Homestead Strike

The Homestead strike was the one of the biggest union vs. company protest. The Amalgamated Association of Iron and Steel Workers were demanding the Carnegie Steel Company that they be let back in their factory with better work conditions. While Carnegie was away, the plant manager, Henry Frick had stepped up production demands and introduced new conditions. The union had refused and they were all locked out. Many workers were killed by the Pinkerton men, a militia force hired by Frick, and this led to a sympathy for workers.

Both Pictures show the Triangle Shirtwaist Factory back in 1911 and present day

Nearly 150 people, mostly young women, lost their lives that day in March, 1911. Many people jumped through the windows in an attempt to escape the fire, while others made it safely down the stairs or down the elevator. The discovery that the exits had been locked to prevent workers leaving caused a public uproar. People were shocked and started to protest for better working conditions. The fire made the government pro-labor, when they started reinforcing fire escapes, hydrants and other fire precautions.

Immigrants came to the U.S for a variety of reasons. Some came for industrial factory jobs and others came to rejoin family members who had arrived earlier. Leaving their homes required a great amount of courage to face the long journey ahead. But in the end it was worth it.

Tenements- crowded apartments in which one or two families lived

Adapting to the new society and accepting reality was tough. Tenements were great places for disease to spread rapidly. Outside of home, immigrants who could not speak English were yelled at and treated horribly by their bosses. Larger families sent all their children to work, mostly in hazardous working conditions. In the night, crime seemed to thrive.

Architecture from the Gilded Age

Poor families lived in the center of cities, mostly in tenements. As crowding increased, factory owners took advantage of low rents and cheap labor. By buying those homes for factories, the poor were forced into even crowded homes. The middle class consisted of doctors, lawyers and managers. Their homes were all nicely spaced and lined town homes with plenty of trees.
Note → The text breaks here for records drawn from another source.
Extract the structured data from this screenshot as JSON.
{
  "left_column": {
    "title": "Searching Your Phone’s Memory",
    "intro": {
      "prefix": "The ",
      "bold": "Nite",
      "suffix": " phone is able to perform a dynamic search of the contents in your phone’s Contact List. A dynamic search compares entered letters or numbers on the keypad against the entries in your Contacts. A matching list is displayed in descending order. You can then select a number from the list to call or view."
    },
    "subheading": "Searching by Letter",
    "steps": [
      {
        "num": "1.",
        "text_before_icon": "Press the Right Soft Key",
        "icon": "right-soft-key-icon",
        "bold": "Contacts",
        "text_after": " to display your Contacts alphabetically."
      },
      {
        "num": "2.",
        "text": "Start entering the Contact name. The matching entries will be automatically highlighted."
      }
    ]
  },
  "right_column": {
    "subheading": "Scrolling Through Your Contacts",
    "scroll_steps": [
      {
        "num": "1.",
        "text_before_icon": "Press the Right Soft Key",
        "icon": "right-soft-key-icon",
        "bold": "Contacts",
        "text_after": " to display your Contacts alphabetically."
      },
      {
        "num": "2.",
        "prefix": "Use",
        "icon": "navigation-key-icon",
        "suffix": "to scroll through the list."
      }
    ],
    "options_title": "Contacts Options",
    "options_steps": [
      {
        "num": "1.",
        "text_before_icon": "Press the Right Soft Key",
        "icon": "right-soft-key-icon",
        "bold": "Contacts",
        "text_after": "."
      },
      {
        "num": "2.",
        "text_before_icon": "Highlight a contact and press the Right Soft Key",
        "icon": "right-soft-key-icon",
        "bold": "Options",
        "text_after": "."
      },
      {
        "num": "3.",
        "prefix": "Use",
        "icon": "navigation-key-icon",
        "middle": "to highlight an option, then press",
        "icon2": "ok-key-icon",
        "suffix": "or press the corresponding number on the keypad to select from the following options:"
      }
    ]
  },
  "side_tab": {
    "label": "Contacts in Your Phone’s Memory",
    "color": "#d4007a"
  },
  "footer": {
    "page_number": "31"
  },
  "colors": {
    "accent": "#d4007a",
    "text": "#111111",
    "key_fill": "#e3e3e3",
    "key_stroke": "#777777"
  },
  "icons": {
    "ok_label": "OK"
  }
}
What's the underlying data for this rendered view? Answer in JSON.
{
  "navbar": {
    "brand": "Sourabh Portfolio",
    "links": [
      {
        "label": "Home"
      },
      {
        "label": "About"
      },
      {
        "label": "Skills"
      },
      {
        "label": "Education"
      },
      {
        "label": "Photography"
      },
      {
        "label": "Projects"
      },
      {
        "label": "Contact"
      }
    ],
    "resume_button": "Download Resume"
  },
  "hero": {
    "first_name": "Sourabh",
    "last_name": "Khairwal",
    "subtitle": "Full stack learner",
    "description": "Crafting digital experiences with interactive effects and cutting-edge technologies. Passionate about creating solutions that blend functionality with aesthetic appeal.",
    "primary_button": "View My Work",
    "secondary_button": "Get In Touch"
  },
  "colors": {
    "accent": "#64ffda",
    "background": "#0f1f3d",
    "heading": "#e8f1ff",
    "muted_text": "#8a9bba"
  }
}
The rich owned large mansions on the borders of the city. They lived lavishly and showed off their social status.

Right- Angel Island Left-Ellis Island
  1. Immigrants who arrived between 1892 and 1910, were delivered to the receiving station on Ellis Island. There, they were inspected to be medically fit and interviewed. Anyone who showed a sign of weakness was sent back or told to stay longer to get well. Many European names were hard to pronounce, so in the little time they had, officials changed the names to the closest name they knew.
  2. After 1910, many Asian immigrants were received on Angel Island in the San Francisco Bay. Many faced long delays while others could immediately make a new home.
Chinese Immigrants

Chinese immigrants helped with the development of the West. As the number of immigrants grew in the city, so did the violence against them. Gangs attacked and killed many innocent Chinese. Congress responded by passing the Chinese Exclusion Act in 1882. It prevented Chinese laborers from entering and also stated that any Chinese who left could not return. This act was repealed in 1943.

Gilded Age continues to Today

The minimum wage for an employee is simply not enough to live off of. In Pennsylvania the minimum wage is $7.25 per hour. For people with larger families, it's very hard to make sure there is enough food on the table for everyone and to make sure that overspending doesn't occur. In the Gilded Age, many workers faced the same issues. Though there are better working conditions and no forced long shifts today, the question about if the minimum salary is enough to meet basic needs, still exists.

Made with Adobe Slate

Make your words and images move.

Get Slate

Report Abuse

If you feel that this video content violates the Adobe Terms of Use, you may report this content by filling out this quick form.

To report a Copyright Violation, please follow Section 17 in the Terms of Use.